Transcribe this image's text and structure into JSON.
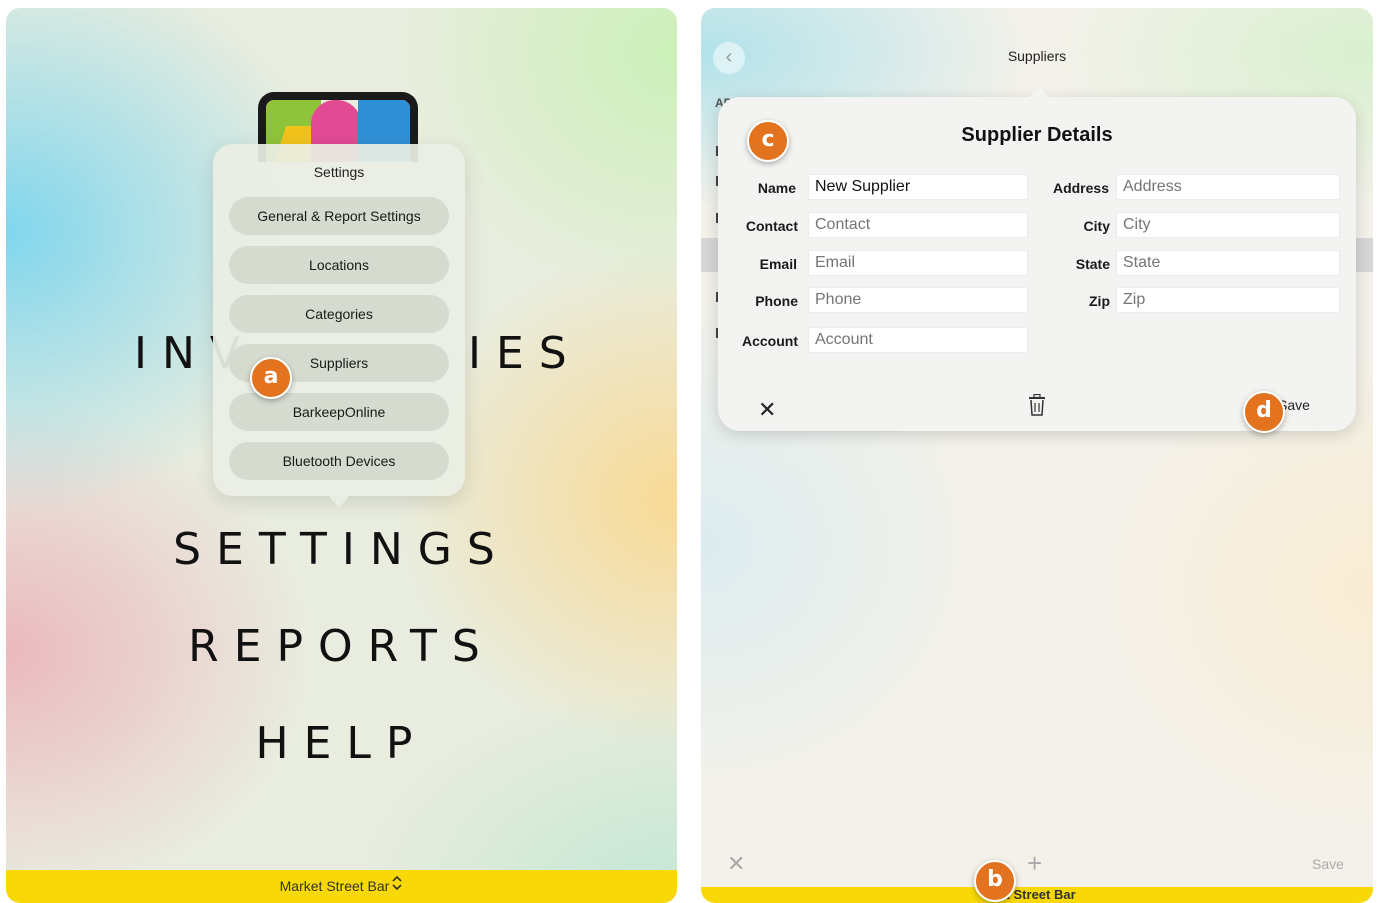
{
  "left": {
    "menu_words": {
      "inventories_left": "INV",
      "inventories_right": "IES",
      "settings": "SETTINGS",
      "reports": "REPORTS",
      "help": "HELP"
    },
    "popover": {
      "title": "Settings",
      "items": [
        {
          "label": "General & Report Settings"
        },
        {
          "label": "Locations"
        },
        {
          "label": "Categories"
        },
        {
          "label": "Suppliers"
        },
        {
          "label": "BarkeepOnline"
        },
        {
          "label": "Bluetooth Devices"
        }
      ]
    },
    "bottom_bar": {
      "location": "Market Street Bar",
      "chevron": "⌃⌄"
    },
    "marker_a": "a"
  },
  "right": {
    "nav": {
      "back_icon": "‹",
      "title": "Suppliers"
    },
    "list_label": "AP",
    "detail": {
      "title": "Supplier Details",
      "fields_left": [
        {
          "label": "Name",
          "value": "New Supplier",
          "placeholder": ""
        },
        {
          "label": "Contact",
          "value": "",
          "placeholder": "Contact"
        },
        {
          "label": "Email",
          "value": "",
          "placeholder": "Email"
        },
        {
          "label": "Phone",
          "value": "",
          "placeholder": "Phone"
        },
        {
          "label": "Account",
          "value": "",
          "placeholder": "Account"
        }
      ],
      "fields_right": [
        {
          "label": "Address",
          "value": "",
          "placeholder": "Address"
        },
        {
          "label": "City",
          "value": "",
          "placeholder": "City"
        },
        {
          "label": "State",
          "value": "",
          "placeholder": "State"
        },
        {
          "label": "Zip",
          "value": "",
          "placeholder": "Zip"
        }
      ],
      "close_icon": "✕",
      "save_label": "Save"
    },
    "bottom_toolbar": {
      "close_icon": "✕",
      "add_icon": "+",
      "save_label": "Save"
    },
    "bottom_bar": {
      "location_partial": "et Street Bar"
    },
    "marker_b": "b",
    "marker_c": "c",
    "marker_d": "d"
  },
  "colors": {
    "accent_yellow": "#f8d807",
    "marker_orange": "#e4731f"
  }
}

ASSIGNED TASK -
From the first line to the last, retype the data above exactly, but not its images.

PROBLEM SOLUTION -
Transcribe this image's text and structure into JSON.
{
  "left": {
    "menu_words": {
      "inventories_left": "INV",
      "inventories_right": "IES",
      "settings": "SETTINGS",
      "reports": "REPORTS",
      "help": "HELP"
    },
    "popover": {
      "title": "Settings",
      "items": [
        {
          "label": "General & Report Settings"
        },
        {
          "label": "Locations"
        },
        {
          "label": "Categories"
        },
        {
          "label": "Suppliers"
        },
        {
          "label": "BarkeepOnline"
        },
        {
          "label": "Bluetooth Devices"
        }
      ]
    },
    "bottom_bar": {
      "location": "Market Street Bar",
      "chevron": "⌃⌄"
    },
    "marker_a": "a"
  },
  "right": {
    "nav": {
      "back_icon": "‹",
      "title": "Suppliers"
    },
    "list_label": "AP",
    "detail": {
      "title": "Supplier Details",
      "fields_left": [
        {
          "label": "Name",
          "value": "New Supplier",
          "placeholder": ""
        },
        {
          "label": "Contact",
          "value": "",
          "placeholder": "Contact"
        },
        {
          "label": "Email",
          "value": "",
          "placeholder": "Email"
        },
        {
          "label": "Phone",
          "value": "",
          "placeholder": "Phone"
        },
        {
          "label": "Account",
          "value": "",
          "placeholder": "Account"
        }
      ],
      "fields_right": [
        {
          "label": "Address",
          "value": "",
          "placeholder": "Address"
        },
        {
          "label": "City",
          "value": "",
          "placeholder": "City"
        },
        {
          "label": "State",
          "value": "",
          "placeholder": "State"
        },
        {
          "label": "Zip",
          "value": "",
          "placeholder": "Zip"
        }
      ],
      "close_icon": "✕",
      "save_label": "Save"
    },
    "bottom_toolbar": {
      "close_icon": "✕",
      "add_icon": "+",
      "save_label": "Save"
    },
    "bottom_bar": {
      "location_partial": "et Street Bar"
    },
    "marker_b": "b",
    "marker_c": "c",
    "marker_d": "d"
  },
  "colors": {
    "accent_yellow": "#f8d807",
    "marker_orange": "#e4731f"
  }
}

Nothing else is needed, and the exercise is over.